in thread SSN's possible new Y2K problem?

Er, well since you work for the US payroll industry I can see why you would say what you say. But I still think that tye is actually right and you are wrong. His comments about international issues are particularly relevent. For instance I work for an US headquatered company with a very international presence. For quite a while we in Europe were unable to obtain even basic service from the US company because we had no SSN. In fact their comments when the subject was raised usually amounted to a suspicious "How can you work for us if you dont have a valied SSN?" "I work in europe" "And you dont have a valid SSN?" *sigh*

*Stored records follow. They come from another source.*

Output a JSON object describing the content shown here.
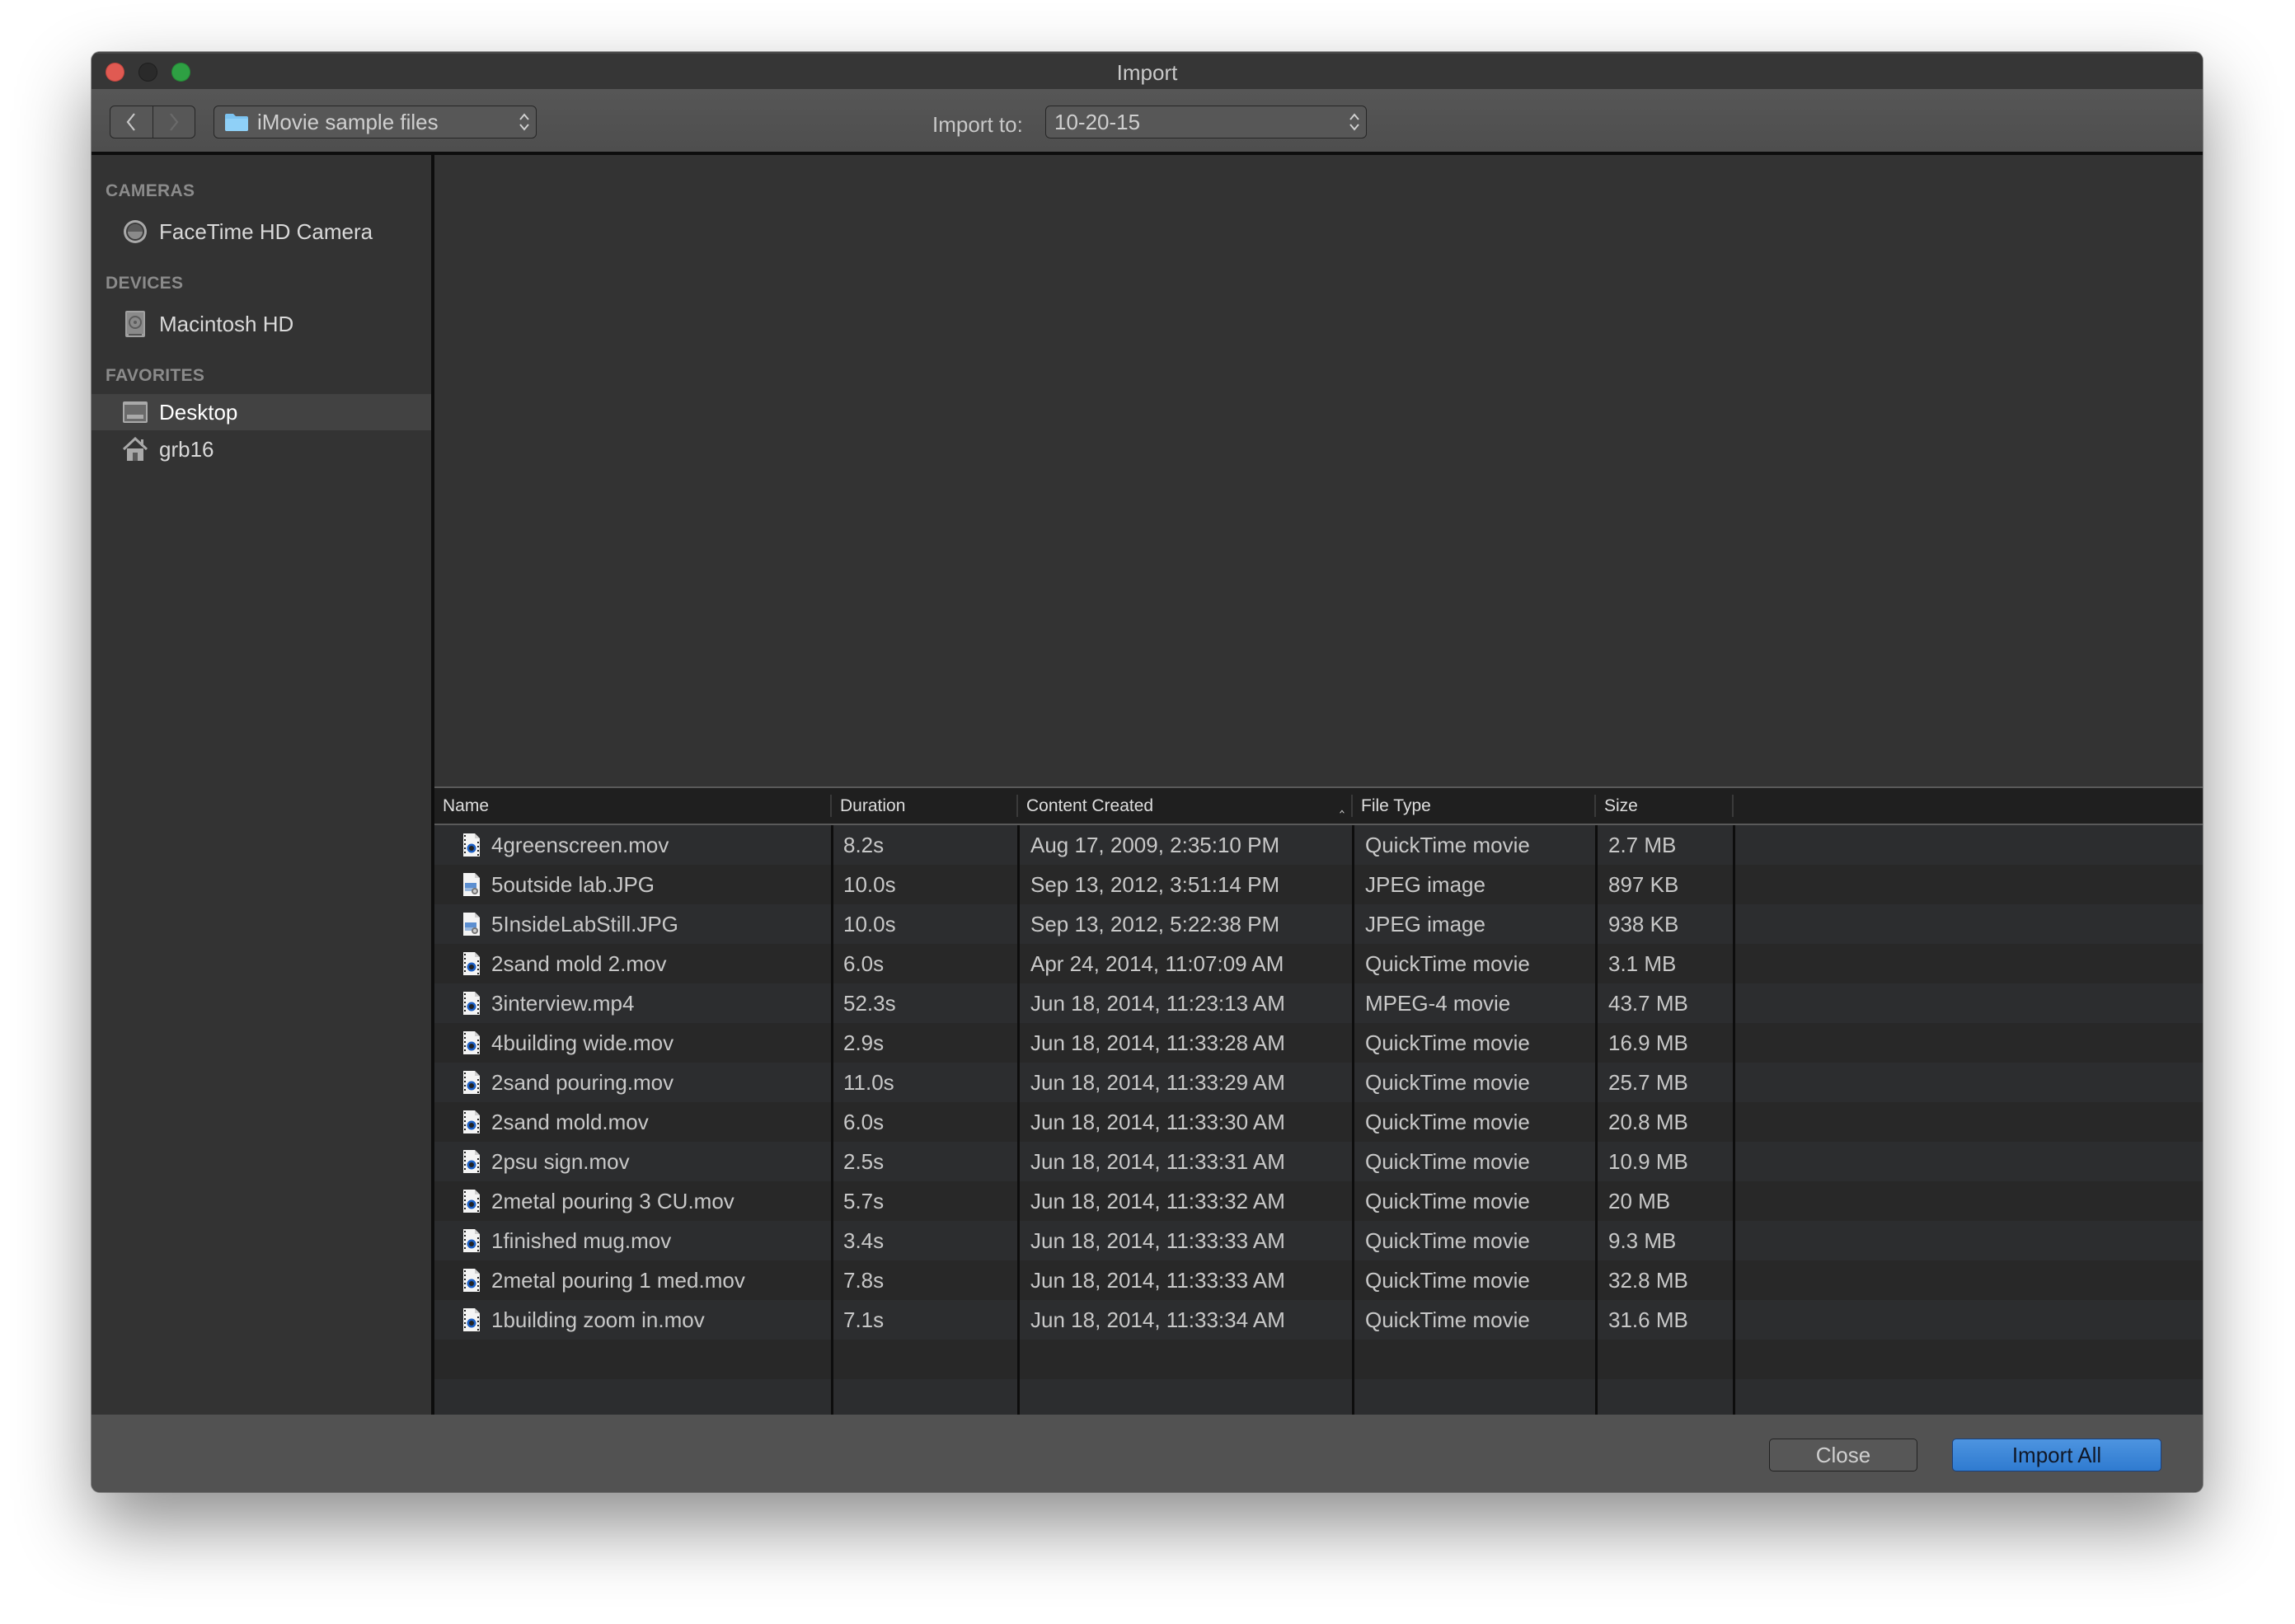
{
  "window": {
    "title": "Import",
    "traffic_lights": [
      "close",
      "minimize",
      "zoom"
    ]
  },
  "toolbar": {
    "back_icon": "chevron-left-icon",
    "forward_icon": "chevron-right-icon",
    "source_folder": "iMovie sample files",
    "source_folder_icon": "folder-icon",
    "import_to_label": "Import to:",
    "import_to_value": "10-20-15"
  },
  "sidebar": {
    "sections": [
      {
        "heading": "CAMERAS",
        "items": [
          {
            "label": "FaceTime HD Camera",
            "icon": "camera-icon",
            "selected": false
          }
        ]
      },
      {
        "heading": "DEVICES",
        "items": [
          {
            "label": "Macintosh HD",
            "icon": "hard-drive-icon",
            "selected": false
          }
        ]
      },
      {
        "heading": "FAVORITES",
        "items": [
          {
            "label": "Desktop",
            "icon": "desktop-icon",
            "selected": true
          },
          {
            "label": "grb16",
            "icon": "home-icon",
            "selected": false
          }
        ]
      }
    ]
  },
  "list": {
    "columns": [
      "Name",
      "Duration",
      "Content Created",
      "File Type",
      "Size"
    ],
    "sorted_column": "Content Created",
    "sort_direction": "ascending",
    "rows": [
      {
        "name": "4greenscreen.mov",
        "kind": "movie",
        "duration": "8.2s",
        "created": "Aug 17, 2009, 2:35:10 PM",
        "type": "QuickTime movie",
        "size": "2.7 MB"
      },
      {
        "name": "5outside lab.JPG",
        "kind": "image",
        "duration": "10.0s",
        "created": "Sep 13, 2012, 3:51:14 PM",
        "type": "JPEG image",
        "size": "897 KB"
      },
      {
        "name": "5InsideLabStill.JPG",
        "kind": "image",
        "duration": "10.0s",
        "created": "Sep 13, 2012, 5:22:38 PM",
        "type": "JPEG image",
        "size": "938 KB"
      },
      {
        "name": "2sand mold 2.mov",
        "kind": "movie",
        "duration": "6.0s",
        "created": "Apr 24, 2014, 11:07:09 AM",
        "type": "QuickTime movie",
        "size": "3.1 MB"
      },
      {
        "name": "3interview.mp4",
        "kind": "movie",
        "duration": "52.3s",
        "created": "Jun 18, 2014, 11:23:13 AM",
        "type": "MPEG-4 movie",
        "size": "43.7 MB"
      },
      {
        "name": "4building wide.mov",
        "kind": "movie",
        "duration": "2.9s",
        "created": "Jun 18, 2014, 11:33:28 AM",
        "type": "QuickTime movie",
        "size": "16.9 MB"
      },
      {
        "name": "2sand pouring.mov",
        "kind": "movie",
        "duration": "11.0s",
        "created": "Jun 18, 2014, 11:33:29 AM",
        "type": "QuickTime movie",
        "size": "25.7 MB"
      },
      {
        "name": "2sand mold.mov",
        "kind": "movie",
        "duration": "6.0s",
        "created": "Jun 18, 2014, 11:33:30 AM",
        "type": "QuickTime movie",
        "size": "20.8 MB"
      },
      {
        "name": "2psu sign.mov",
        "kind": "movie",
        "duration": "2.5s",
        "created": "Jun 18, 2014, 11:33:31 AM",
        "type": "QuickTime movie",
        "size": "10.9 MB"
      },
      {
        "name": "2metal pouring 3 CU.mov",
        "kind": "movie",
        "duration": "5.7s",
        "created": "Jun 18, 2014, 11:33:32 AM",
        "type": "QuickTime movie",
        "size": "20 MB"
      },
      {
        "name": "1finished mug.mov",
        "kind": "movie",
        "duration": "3.4s",
        "created": "Jun 18, 2014, 11:33:33 AM",
        "type": "QuickTime movie",
        "size": "9.3 MB"
      },
      {
        "name": "2metal pouring 1 med.mov",
        "kind": "movie",
        "duration": "7.8s",
        "created": "Jun 18, 2014, 11:33:33 AM",
        "type": "QuickTime movie",
        "size": "32.8 MB"
      },
      {
        "name": "1building zoom in.mov",
        "kind": "movie",
        "duration": "7.1s",
        "created": "Jun 18, 2014, 11:33:34 AM",
        "type": "QuickTime movie",
        "size": "31.6 MB"
      }
    ]
  },
  "footer": {
    "close_label": "Close",
    "import_all_label": "Import All"
  },
  "colors": {
    "accent": "#2f7bd0",
    "window_bg": "#323232",
    "toolbar_bg": "#525252",
    "selected_sidebar": "#424242"
  }
}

Consider a more flexible design: two tables, one that contains the definitions of various form of ID (such as US-SSN CA-SIN UK-whatever ...) which is referenced by the table that stores the IDS, in other words your US centric SSN becomes a two part ID, the SSN itself and the type of ID that it is.

Yes of course this would mean that your software becomes slightly more complex, but then again its market potential goes from 270Million to the worlds population of 6 billion. A small tradeoff I woudl say.

As a developer in an international company, with a North American origin, I am constantly amazed and amused at how often my North American colleagues make design decisions that mean their software is utterly unflexible in other enviornments and is utterly mated to a fixed NA concept of how to do things (and correspondingly useless outside of those areas). Examples include area codes, phone numbers, addresses, billing regulations, tax codes and the like. Designing your software to be properly flexible for alternate operating enviornments can only be a plus. An example is this: at some point (2-5 years maybe?) all of you in NA are going to have to go through something horrible, a telephone renumbering. (the UK monks will remember their (two!) experiences with this in recent years) This will involve adding at least one digit to every North American phone number, most likely but not necessarily the area code (a common approach has been to do away with the useful and convenient but unscalable fixed length area codes and go with flexible length area codes, this minimizes the number fo people who have to relearn phone numbers, as only the area code changes). So ask yourself this, of the code that you have been involved in, how much would have to be rewritten if this was to happen? How much extra work would it have really required to design your software so that it was flexible in this regard from the very begining? And ask yourself the most important question: which would have been cheaper?

Yves / DeMerphq
Software Engineering is Programming when you can't. -- E. W. Dijkstra (RIP)